▸ **What to work on**:
In the records that follow, show each line where the word "this" is present.

▸ **Supplied material**:
════════════════════
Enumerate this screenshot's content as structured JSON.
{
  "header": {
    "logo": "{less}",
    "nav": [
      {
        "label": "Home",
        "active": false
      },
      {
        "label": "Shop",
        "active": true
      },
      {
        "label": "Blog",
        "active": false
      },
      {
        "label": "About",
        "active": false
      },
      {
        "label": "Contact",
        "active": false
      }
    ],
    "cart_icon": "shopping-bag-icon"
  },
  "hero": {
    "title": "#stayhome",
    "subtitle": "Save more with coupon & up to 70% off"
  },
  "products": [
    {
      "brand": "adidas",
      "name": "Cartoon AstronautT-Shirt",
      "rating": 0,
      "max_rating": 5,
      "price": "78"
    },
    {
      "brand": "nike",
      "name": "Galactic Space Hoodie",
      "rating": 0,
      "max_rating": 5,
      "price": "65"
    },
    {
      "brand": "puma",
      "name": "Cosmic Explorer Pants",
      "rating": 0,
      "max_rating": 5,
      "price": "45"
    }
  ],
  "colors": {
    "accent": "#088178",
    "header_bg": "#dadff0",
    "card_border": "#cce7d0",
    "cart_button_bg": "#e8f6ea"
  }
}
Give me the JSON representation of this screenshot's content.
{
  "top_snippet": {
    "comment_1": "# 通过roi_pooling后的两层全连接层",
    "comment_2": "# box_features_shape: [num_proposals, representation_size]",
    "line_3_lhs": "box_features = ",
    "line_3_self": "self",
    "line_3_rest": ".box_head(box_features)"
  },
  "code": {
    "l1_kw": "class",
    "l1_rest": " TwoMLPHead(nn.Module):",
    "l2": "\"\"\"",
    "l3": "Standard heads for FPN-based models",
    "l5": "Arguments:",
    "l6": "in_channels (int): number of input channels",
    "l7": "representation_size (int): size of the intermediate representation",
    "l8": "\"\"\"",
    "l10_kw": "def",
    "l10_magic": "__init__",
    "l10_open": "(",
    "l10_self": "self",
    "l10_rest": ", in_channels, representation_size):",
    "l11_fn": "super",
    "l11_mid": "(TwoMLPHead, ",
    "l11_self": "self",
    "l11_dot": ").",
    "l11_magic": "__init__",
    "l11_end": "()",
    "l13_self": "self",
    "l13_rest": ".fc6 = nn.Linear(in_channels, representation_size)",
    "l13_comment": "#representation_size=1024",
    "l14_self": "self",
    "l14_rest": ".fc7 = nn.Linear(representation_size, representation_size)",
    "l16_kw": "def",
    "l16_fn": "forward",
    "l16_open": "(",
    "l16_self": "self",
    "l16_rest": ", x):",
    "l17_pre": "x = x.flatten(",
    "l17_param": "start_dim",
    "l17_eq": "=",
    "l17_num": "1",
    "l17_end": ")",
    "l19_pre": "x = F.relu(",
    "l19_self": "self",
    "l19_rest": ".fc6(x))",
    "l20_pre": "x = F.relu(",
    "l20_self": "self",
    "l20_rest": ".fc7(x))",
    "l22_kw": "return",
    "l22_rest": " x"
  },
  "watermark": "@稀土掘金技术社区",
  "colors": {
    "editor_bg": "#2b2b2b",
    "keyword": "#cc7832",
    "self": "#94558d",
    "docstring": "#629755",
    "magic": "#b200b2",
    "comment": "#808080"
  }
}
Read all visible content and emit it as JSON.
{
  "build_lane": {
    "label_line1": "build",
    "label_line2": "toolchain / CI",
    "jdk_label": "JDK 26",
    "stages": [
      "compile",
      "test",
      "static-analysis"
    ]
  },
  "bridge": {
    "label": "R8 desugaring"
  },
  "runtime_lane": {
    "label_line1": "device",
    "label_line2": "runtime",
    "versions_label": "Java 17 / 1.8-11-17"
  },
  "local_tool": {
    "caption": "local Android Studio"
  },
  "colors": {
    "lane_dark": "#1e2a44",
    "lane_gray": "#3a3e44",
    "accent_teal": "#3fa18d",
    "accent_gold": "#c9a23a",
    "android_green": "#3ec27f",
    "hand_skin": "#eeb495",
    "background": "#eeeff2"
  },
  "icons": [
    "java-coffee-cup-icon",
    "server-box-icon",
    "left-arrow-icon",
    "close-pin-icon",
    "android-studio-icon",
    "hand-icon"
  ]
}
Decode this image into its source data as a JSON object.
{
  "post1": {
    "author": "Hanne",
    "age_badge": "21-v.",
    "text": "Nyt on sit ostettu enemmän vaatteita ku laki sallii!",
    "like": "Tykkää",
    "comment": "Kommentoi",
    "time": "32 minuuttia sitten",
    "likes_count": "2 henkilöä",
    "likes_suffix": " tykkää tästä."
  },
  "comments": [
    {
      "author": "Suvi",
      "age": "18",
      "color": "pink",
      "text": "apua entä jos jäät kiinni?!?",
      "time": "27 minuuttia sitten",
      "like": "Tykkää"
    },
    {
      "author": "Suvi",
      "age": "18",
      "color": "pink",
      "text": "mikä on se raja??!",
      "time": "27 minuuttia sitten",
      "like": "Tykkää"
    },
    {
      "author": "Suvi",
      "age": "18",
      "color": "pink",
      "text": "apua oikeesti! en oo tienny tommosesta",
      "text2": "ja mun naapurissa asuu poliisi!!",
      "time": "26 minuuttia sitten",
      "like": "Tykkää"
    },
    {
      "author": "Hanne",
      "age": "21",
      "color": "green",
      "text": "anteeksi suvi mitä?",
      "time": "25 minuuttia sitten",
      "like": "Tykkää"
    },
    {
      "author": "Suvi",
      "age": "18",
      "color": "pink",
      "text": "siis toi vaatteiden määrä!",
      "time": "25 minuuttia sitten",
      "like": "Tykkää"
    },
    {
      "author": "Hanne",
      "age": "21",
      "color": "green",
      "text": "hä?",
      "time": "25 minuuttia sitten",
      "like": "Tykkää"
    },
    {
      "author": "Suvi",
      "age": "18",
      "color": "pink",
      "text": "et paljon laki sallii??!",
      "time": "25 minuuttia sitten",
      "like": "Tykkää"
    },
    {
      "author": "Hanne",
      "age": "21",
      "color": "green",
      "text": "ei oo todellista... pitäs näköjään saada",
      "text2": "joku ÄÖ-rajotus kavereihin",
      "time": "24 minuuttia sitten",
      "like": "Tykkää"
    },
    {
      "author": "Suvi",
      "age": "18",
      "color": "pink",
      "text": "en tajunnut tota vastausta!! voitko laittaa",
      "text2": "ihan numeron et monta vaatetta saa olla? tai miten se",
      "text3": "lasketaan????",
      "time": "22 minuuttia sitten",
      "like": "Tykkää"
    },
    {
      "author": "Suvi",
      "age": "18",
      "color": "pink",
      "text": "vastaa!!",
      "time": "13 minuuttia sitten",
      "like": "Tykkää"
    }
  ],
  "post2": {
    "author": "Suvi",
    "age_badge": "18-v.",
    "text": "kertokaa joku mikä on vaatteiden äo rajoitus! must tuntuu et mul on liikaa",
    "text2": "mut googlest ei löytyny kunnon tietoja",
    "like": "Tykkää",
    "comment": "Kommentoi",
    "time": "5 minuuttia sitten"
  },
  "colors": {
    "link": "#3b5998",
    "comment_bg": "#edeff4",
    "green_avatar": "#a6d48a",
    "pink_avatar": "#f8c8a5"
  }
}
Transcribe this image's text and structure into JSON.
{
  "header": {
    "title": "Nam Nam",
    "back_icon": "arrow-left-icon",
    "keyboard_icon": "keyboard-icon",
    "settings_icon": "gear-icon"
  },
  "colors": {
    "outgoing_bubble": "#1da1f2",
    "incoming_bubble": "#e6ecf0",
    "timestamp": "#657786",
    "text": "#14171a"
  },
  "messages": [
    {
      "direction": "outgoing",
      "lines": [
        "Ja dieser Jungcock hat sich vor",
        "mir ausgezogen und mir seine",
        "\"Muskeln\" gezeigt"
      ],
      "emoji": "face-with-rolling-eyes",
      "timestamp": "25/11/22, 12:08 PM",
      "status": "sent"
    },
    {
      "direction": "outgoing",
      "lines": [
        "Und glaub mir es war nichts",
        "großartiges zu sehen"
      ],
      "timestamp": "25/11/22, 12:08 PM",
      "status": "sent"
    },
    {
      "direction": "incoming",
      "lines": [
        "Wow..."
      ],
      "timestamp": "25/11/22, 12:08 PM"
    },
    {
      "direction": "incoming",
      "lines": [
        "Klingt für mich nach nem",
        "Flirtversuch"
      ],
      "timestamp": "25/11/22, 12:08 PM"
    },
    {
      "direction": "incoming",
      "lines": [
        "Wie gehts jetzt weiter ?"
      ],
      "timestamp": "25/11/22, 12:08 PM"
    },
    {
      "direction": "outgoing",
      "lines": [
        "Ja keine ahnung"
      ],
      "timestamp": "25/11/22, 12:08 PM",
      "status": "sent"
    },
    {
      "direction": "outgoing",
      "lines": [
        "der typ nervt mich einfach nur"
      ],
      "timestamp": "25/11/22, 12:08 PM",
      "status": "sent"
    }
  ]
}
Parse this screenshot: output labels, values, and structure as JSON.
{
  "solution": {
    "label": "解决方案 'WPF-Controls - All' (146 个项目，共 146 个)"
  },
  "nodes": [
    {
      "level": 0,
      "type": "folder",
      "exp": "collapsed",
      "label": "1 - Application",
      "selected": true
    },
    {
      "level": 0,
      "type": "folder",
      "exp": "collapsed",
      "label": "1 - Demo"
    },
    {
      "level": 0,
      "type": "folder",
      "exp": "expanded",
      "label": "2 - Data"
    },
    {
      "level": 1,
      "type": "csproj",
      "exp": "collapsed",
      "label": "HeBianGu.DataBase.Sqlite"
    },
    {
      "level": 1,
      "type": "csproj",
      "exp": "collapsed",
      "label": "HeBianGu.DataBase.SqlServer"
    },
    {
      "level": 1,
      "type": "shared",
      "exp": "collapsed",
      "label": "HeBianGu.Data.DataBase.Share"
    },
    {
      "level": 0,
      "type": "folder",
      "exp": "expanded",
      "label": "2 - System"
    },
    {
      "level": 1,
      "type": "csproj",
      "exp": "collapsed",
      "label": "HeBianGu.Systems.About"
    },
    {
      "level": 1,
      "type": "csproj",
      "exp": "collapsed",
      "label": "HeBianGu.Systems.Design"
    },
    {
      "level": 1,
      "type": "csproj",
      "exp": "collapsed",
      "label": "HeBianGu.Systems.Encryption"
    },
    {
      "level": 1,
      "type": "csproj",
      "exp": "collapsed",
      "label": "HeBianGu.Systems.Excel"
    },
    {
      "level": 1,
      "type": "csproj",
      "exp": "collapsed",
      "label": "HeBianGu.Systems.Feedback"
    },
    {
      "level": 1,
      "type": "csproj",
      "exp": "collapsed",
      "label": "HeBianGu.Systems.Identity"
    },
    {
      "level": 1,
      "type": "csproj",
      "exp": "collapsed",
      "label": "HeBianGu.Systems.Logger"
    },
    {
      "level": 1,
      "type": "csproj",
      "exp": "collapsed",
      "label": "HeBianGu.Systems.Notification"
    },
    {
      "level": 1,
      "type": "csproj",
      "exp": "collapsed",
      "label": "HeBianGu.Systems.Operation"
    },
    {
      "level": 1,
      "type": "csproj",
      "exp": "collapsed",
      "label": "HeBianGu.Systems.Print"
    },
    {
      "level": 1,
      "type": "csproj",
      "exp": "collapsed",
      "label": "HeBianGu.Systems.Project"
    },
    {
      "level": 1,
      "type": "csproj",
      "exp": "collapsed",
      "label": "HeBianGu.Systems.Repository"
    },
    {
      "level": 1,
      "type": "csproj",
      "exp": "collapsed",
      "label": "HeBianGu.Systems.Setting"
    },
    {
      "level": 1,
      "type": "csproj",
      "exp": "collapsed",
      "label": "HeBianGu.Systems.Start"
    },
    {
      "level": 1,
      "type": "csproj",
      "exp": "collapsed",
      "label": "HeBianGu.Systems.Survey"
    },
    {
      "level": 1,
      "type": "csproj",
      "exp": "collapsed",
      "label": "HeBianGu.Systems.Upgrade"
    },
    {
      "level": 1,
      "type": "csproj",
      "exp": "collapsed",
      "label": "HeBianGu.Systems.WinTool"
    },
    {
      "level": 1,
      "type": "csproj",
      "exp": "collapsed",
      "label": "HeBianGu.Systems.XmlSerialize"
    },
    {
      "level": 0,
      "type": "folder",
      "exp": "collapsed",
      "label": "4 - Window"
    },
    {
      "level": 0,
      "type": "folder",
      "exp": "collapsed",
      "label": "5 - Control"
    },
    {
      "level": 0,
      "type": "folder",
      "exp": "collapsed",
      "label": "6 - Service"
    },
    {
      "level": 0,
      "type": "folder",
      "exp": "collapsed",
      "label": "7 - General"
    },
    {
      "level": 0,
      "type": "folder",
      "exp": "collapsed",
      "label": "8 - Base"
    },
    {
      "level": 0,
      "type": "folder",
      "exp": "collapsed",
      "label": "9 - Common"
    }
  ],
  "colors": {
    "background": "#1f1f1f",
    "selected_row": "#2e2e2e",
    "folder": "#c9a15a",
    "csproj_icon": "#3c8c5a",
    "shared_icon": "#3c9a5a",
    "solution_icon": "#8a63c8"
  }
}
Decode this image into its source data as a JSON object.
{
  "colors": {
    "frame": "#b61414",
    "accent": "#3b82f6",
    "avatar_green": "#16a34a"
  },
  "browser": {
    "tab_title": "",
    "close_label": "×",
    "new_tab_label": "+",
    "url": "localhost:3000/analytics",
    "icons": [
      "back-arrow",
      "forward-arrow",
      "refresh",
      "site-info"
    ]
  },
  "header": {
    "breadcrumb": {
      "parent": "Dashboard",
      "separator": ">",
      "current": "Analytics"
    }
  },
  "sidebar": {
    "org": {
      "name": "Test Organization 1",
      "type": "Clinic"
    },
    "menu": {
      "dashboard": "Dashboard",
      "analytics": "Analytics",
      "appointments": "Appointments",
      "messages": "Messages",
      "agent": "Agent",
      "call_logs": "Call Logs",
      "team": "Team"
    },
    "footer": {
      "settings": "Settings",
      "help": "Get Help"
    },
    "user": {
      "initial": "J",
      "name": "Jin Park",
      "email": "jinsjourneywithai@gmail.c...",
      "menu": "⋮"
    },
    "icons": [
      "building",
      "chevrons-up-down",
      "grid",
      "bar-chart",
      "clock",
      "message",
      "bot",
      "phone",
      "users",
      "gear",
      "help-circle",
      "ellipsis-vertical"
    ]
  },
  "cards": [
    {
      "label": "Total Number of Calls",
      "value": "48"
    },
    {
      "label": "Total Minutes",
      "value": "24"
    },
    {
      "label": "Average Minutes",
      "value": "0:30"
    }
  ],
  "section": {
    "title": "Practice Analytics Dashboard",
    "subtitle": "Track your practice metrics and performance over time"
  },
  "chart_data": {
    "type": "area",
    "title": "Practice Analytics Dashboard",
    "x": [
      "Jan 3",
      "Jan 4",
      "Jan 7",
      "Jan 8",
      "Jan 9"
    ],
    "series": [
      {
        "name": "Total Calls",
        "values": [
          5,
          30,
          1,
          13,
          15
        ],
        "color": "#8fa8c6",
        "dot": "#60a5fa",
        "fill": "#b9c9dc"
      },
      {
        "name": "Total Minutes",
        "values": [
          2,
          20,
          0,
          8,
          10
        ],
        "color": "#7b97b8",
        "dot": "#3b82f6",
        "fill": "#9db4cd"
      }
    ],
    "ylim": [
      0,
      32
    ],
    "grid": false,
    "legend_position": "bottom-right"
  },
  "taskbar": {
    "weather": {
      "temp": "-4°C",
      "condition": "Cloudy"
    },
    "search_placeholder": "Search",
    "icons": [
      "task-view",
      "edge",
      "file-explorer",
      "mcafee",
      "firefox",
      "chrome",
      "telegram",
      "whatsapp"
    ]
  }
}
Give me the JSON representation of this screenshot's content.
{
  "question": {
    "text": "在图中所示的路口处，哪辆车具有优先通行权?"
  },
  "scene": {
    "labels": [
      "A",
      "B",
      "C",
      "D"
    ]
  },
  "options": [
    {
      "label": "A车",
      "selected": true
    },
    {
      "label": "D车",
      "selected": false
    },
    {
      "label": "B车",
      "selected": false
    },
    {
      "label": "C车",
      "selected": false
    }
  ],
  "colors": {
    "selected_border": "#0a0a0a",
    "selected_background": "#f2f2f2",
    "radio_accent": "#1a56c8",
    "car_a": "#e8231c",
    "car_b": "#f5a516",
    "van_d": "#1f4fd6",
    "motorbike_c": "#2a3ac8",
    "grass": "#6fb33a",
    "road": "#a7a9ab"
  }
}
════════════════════
▸ **Task solution**:
Enumerate this screenshot's content as structured JSON.
Give me the JSON representation of this screenshot's content.
Decode this image into its source data as a JSON object.
Transcribe this image's text and structure into JSON.
Parse this screenshot: output labels, values, and structure as JSON.
Decode this image into its source data as a JSON object.
Give me the JSON representation of this screenshot's content.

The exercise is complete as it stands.